What this task involves: State, as one number, how many lines in these records hold "JSON".

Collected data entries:
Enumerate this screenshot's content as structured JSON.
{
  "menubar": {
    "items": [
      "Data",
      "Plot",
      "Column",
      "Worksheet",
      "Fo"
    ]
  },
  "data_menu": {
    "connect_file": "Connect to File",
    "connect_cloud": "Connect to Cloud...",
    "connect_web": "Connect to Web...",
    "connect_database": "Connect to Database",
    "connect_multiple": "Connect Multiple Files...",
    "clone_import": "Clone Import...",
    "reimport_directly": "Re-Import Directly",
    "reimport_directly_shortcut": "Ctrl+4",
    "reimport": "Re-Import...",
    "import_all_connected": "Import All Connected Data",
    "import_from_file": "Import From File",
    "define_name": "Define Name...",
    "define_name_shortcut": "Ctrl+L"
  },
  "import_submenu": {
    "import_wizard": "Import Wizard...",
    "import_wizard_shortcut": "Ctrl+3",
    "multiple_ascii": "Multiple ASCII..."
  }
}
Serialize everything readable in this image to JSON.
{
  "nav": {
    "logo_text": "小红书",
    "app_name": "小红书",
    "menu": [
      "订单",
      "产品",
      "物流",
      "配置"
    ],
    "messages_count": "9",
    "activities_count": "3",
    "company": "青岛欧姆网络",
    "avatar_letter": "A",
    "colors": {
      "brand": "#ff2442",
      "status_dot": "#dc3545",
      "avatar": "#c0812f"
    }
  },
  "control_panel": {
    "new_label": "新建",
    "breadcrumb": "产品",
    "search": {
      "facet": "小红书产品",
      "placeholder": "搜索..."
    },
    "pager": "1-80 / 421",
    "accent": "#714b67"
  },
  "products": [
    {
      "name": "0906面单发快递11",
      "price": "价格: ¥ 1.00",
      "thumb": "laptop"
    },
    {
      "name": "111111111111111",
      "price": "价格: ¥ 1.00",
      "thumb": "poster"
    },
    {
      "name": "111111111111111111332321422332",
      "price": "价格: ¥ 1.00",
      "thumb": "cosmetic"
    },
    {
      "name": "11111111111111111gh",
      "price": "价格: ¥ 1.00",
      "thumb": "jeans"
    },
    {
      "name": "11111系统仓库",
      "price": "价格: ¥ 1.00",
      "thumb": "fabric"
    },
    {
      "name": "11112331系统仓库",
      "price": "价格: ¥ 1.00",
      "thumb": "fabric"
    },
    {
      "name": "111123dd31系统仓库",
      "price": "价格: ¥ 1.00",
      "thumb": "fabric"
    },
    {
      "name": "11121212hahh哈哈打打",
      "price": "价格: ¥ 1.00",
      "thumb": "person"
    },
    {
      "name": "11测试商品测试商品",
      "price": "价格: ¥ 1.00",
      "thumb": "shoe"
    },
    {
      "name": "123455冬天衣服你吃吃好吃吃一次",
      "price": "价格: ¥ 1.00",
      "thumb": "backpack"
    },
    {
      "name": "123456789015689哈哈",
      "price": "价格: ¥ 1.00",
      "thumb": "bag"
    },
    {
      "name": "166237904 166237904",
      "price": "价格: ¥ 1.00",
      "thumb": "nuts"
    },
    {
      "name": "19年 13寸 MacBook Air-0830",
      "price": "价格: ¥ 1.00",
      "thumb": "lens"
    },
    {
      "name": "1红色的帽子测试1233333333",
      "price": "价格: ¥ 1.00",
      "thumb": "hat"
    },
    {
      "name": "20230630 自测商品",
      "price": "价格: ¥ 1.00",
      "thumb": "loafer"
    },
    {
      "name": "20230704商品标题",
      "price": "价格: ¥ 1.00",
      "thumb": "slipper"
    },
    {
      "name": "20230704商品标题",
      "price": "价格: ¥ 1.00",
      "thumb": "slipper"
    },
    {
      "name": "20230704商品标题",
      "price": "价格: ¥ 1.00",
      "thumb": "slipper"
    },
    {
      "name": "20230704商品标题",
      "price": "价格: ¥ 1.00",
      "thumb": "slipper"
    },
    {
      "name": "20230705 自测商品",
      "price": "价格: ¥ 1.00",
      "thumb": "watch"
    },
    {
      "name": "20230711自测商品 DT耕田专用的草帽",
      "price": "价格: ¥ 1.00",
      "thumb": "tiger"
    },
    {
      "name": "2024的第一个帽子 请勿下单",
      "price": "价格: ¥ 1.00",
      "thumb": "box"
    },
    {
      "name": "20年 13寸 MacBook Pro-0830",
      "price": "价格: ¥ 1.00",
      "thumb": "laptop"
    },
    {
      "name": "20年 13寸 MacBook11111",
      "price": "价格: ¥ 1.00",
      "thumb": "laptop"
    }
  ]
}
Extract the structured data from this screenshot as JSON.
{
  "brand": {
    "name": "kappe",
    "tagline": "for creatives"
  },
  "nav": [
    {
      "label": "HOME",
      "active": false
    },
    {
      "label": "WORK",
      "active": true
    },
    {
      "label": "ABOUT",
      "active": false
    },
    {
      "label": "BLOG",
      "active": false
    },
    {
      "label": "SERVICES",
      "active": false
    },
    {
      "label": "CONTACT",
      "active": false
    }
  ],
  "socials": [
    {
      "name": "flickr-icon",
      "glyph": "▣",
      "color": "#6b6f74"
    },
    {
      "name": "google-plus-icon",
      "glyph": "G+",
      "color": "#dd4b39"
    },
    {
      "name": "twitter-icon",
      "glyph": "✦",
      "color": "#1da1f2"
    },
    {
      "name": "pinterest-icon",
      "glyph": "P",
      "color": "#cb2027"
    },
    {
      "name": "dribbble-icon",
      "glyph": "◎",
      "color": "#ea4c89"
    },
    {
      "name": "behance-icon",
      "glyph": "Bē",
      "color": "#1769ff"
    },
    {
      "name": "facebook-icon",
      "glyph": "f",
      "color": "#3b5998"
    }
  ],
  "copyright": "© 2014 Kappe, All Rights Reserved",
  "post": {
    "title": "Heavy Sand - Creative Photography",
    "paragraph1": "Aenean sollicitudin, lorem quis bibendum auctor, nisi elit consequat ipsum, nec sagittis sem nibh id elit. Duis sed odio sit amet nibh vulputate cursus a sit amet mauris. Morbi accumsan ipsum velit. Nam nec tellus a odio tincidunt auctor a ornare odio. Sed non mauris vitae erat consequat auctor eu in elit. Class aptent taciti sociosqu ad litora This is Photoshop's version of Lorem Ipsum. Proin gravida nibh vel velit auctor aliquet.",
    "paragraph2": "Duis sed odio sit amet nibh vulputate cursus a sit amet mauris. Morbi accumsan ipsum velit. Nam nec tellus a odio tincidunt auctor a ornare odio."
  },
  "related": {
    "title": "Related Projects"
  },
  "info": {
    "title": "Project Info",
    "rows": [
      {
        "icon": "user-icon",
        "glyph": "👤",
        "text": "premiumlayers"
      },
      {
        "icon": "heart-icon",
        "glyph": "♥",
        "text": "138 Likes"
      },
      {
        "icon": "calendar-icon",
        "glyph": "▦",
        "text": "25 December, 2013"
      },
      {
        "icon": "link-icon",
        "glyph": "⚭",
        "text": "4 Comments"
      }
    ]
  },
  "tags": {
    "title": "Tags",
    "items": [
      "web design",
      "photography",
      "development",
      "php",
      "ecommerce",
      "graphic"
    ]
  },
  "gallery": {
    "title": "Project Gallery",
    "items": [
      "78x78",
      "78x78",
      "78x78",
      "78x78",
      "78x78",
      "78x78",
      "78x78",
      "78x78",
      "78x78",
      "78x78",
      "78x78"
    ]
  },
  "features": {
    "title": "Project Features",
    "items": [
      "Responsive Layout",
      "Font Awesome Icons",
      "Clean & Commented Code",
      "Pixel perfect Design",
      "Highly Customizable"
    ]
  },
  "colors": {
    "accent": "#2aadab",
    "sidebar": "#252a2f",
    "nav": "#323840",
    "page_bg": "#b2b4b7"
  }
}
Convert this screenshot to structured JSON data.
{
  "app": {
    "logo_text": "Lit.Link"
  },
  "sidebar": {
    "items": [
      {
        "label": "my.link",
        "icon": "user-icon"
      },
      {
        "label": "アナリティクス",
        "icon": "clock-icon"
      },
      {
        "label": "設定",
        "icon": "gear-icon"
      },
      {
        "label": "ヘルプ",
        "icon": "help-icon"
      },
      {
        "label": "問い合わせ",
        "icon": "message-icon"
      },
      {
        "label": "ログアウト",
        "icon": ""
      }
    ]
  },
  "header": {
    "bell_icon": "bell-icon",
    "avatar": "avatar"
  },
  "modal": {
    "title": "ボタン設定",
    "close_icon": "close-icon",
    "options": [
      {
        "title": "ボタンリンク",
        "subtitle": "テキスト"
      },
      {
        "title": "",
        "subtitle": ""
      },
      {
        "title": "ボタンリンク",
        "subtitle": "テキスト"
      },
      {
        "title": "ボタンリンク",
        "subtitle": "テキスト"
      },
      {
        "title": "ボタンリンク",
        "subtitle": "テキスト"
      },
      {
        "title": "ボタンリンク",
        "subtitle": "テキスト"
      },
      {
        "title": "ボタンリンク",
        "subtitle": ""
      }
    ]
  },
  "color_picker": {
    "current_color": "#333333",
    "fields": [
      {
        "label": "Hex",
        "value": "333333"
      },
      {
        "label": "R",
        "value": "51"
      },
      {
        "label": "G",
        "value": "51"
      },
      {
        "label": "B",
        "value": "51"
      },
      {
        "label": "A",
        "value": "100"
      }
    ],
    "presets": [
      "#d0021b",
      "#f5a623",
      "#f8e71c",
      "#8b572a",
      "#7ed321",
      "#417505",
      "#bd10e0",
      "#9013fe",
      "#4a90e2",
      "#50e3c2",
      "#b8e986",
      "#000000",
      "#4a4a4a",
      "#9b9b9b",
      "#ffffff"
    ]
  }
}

Result of this task: 4